Shoring up the Las Vegas Wash -- where imploded Las Vegas casinos live on

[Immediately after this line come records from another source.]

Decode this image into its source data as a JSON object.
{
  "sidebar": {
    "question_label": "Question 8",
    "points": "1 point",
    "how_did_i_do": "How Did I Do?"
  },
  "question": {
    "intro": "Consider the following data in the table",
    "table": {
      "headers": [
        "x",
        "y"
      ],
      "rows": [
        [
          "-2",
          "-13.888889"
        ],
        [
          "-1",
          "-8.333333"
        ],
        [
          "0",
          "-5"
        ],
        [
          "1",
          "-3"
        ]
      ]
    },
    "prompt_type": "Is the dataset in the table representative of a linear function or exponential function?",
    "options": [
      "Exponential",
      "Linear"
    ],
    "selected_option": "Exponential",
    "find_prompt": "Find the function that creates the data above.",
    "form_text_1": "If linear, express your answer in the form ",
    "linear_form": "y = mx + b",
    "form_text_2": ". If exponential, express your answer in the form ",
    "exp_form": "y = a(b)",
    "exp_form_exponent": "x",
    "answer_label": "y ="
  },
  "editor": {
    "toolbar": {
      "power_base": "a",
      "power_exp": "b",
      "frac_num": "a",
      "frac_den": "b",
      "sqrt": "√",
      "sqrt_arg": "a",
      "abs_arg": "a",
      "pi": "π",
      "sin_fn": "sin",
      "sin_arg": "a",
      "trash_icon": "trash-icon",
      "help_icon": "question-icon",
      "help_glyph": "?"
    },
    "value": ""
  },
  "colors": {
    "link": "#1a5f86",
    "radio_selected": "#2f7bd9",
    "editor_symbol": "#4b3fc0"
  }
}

Show Summary: Where do Las Vegas casinos go after they’re imploded? Several of them have found a second life as material for erosion-control structures that help shore up the banks of the Las Vegas Wash, a 12-mile natural channel that plays an important role in Southern Nevada’s watershed. The Southern Nevada Water Authority (SNWA) and the Las Vegas Wash Coordination Committee have worked for two decades to protect the Wash, which carries treated wastewater, storm water and urban runoff to Lake Mead, from which Southern Nevada draws its drinking water. Water Smarts host Bronson Mack and Crystal Zuelke share their favorite memories about Las Vegas hotels that have found a new purpose after their destruction. They’re joined by Keiba Crear, Manager of SNWA Environmental Monitoring and Management, who talks about the efforts to protect and restore the Las Vegas Wash and its surrounding wetlands. According to Keiba Crear:All of the water in Southern Nevada’s watershed flows down to the Las Vegas Wash. If you think about a bowl that’s tilted, the water from Las Vegas and surrounding areas all flows into the wash. “There are over 200 million gallons of water a day that pass through that 12-mile channel, making its way to Las Vegas Bay and ultimately into Lake Mead. And we all know, Lake Mead is our primary drinking water supply.” “But the one thing that’s a positive is that everything we’ve done over the past 20 years, these wetlands that have established out there are doing what they need to be doing. They’re acting like kidneys. They’re filtering and taking those contaminants out before it makes its way to our drinking water.” Recommended resources:Sign up for the Las Vegas Wash Green Up event at LVWash.org.Visit the Clark County Wetlands Park website to find directions and hours of operation.Learn more about wetlands and World Wetlands Day.